## WHAT IS NEEDED
An identical copy of the listing below is all the answer should contain.
= Beginning of Section =
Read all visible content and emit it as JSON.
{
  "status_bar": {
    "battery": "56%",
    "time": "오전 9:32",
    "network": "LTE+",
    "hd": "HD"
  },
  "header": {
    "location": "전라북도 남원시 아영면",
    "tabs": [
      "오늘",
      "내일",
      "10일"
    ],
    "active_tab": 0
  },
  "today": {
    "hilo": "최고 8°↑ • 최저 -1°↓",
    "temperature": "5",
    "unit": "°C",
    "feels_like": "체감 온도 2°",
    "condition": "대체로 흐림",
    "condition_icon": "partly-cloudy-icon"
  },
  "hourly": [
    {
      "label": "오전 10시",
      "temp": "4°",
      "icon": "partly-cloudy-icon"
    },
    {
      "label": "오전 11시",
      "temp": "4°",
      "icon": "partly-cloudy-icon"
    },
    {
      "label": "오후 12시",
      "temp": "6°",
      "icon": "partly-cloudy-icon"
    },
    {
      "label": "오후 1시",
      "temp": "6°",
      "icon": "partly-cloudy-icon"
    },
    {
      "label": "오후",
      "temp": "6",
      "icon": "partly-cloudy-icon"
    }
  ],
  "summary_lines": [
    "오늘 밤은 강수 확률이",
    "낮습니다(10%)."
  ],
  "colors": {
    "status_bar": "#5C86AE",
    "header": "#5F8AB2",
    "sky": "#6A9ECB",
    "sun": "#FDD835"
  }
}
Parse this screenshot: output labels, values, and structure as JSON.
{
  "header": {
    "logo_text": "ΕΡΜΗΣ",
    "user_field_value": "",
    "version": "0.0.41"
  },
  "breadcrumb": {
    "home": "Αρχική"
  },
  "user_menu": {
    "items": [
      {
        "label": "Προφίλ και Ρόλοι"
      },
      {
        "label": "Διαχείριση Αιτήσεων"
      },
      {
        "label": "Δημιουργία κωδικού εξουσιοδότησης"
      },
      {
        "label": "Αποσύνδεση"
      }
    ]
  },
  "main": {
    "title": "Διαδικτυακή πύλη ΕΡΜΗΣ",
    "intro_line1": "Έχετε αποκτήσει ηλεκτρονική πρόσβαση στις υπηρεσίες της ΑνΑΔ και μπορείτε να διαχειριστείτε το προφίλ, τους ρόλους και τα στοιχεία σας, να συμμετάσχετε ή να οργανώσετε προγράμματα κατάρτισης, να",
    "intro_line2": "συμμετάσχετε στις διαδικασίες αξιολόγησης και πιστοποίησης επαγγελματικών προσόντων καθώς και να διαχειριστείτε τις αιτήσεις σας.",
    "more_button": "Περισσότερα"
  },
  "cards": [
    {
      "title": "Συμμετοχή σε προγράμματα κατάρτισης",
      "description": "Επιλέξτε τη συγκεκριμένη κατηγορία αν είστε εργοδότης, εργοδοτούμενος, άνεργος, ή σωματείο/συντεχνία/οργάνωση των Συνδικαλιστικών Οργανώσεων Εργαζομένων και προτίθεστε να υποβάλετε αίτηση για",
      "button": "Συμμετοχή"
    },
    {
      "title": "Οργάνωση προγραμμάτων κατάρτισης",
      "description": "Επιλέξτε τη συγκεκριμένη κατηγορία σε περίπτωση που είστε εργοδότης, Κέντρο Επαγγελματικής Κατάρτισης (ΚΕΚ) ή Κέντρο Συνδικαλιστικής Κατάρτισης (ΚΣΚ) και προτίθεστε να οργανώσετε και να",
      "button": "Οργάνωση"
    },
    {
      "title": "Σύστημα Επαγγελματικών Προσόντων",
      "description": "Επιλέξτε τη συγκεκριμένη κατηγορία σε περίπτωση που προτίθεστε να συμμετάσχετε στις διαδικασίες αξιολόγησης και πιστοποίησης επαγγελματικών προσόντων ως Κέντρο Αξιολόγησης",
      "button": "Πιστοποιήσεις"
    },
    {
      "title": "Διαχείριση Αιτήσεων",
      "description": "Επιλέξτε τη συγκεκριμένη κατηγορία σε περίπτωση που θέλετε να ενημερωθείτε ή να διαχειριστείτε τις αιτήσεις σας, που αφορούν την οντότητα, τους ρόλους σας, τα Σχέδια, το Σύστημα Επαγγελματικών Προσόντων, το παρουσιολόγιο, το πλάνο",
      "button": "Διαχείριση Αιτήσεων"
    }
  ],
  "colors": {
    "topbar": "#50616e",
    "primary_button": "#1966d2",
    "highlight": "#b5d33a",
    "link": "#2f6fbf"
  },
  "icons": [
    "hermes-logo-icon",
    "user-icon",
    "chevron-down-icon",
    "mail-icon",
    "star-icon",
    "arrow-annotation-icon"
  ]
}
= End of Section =
## ANSWER TO THIS PROBLEM
Read all visible content and emit it as JSON.
{
  "status_bar": {
    "battery": "56%",
    "time": "오전 9:32",
    "network": "LTE+",
    "hd": "HD"
  },
  "header": {
    "location": "전라북도 남원시 아영면",
    "tabs": [
      "오늘",
      "내일",
      "10일"
    ],
    "active_tab": 0
  },
  "today": {
    "hilo": "최고 8°↑ • 최저 -1°↓",
    "temperature": "5",
    "unit": "°C",
    "feels_like": "체감 온도 2°",
    "condition": "대체로 흐림",
    "condition_icon": "partly-cloudy-icon"
  },
  "hourly": [
    {
      "label": "오전 10시",
      "temp": "4°",
      "icon": "partly-cloudy-icon"
    },
    {
      "label": "오전 11시",
      "temp": "4°",
      "icon": "partly-cloudy-icon"
    },
    {
      "label": "오후 12시",
      "temp": "6°",
      "icon": "partly-cloudy-icon"
    },
    {
      "label": "오후 1시",
      "temp": "6°",
      "icon": "partly-cloudy-icon"
    },
    {
      "label": "오후",
      "temp": "6",
      "icon": "partly-cloudy-icon"
    }
  ],
  "summary_lines": [
    "오늘 밤은 강수 확률이",
    "낮습니다(10%)."
  ],
  "colors": {
    "status_bar": "#5C86AE",
    "header": "#5F8AB2",
    "sky": "#6A9ECB",
    "sun": "#FDD835"
  }
}
Parse this screenshot: output labels, values, and structure as JSON.
{
  "header": {
    "logo_text": "ΕΡΜΗΣ",
    "user_field_value": "",
    "version": "0.0.41"
  },
  "breadcrumb": {
    "home": "Αρχική"
  },
  "user_menu": {
    "items": [
      {
        "label": "Προφίλ και Ρόλοι"
      },
      {
        "label": "Διαχείριση Αιτήσεων"
      },
      {
        "label": "Δημιουργία κωδικού εξουσιοδότησης"
      },
      {
        "label": "Αποσύνδεση"
      }
    ]
  },
  "main": {
    "title": "Διαδικτυακή πύλη ΕΡΜΗΣ",
    "intro_line1": "Έχετε αποκτήσει ηλεκτρονική πρόσβαση στις υπηρεσίες της ΑνΑΔ και μπορείτε να διαχειριστείτε το προφίλ, τους ρόλους και τα στοιχεία σας, να συμμετάσχετε ή να οργανώσετε προγράμματα κατάρτισης, να",
    "intro_line2": "συμμετάσχετε στις διαδικασίες αξιολόγησης και πιστοποίησης επαγγελματικών προσόντων καθώς και να διαχειριστείτε τις αιτήσεις σας.",
    "more_button": "Περισσότερα"
  },
  "cards": [
    {
      "title": "Συμμετοχή σε προγράμματα κατάρτισης",
      "description": "Επιλέξτε τη συγκεκριμένη κατηγορία αν είστε εργοδότης, εργοδοτούμενος, άνεργος, ή σωματείο/συντεχνία/οργάνωση των Συνδικαλιστικών Οργανώσεων Εργαζομένων και προτίθεστε να υποβάλετε αίτηση για",
      "button": "Συμμετοχή"
    },
    {
      "title": "Οργάνωση προγραμμάτων κατάρτισης",
      "description": "Επιλέξτε τη συγκεκριμένη κατηγορία σε περίπτωση που είστε εργοδότης, Κέντρο Επαγγελματικής Κατάρτισης (ΚΕΚ) ή Κέντρο Συνδικαλιστικής Κατάρτισης (ΚΣΚ) και προτίθεστε να οργανώσετε και να",
      "button": "Οργάνωση"
    },
    {
      "title": "Σύστημα Επαγγελματικών Προσόντων",
      "description": "Επιλέξτε τη συγκεκριμένη κατηγορία σε περίπτωση που προτίθεστε να συμμετάσχετε στις διαδικασίες αξιολόγησης και πιστοποίησης επαγγελματικών προσόντων ως Κέντρο Αξιολόγησης",
      "button": "Πιστοποιήσεις"
    },
    {
      "title": "Διαχείριση Αιτήσεων",
      "description": "Επιλέξτε τη συγκεκριμένη κατηγορία σε περίπτωση που θέλετε να ενημερωθείτε ή να διαχειριστείτε τις αιτήσεις σας, που αφορούν την οντότητα, τους ρόλους σας, τα Σχέδια, το Σύστημα Επαγγελματικών Προσόντων, το παρουσιολόγιο, το πλάνο",
      "button": "Διαχείριση Αιτήσεων"
    }
  ],
  "colors": {
    "topbar": "#50616e",
    "primary_button": "#1966d2",
    "highlight": "#b5d33a",
    "link": "#2f6fbf"
  },
  "icons": [
    "hermes-logo-icon",
    "user-icon",
    "chevron-down-icon",
    "mail-icon",
    "star-icon",
    "arrow-annotation-icon"
  ]
}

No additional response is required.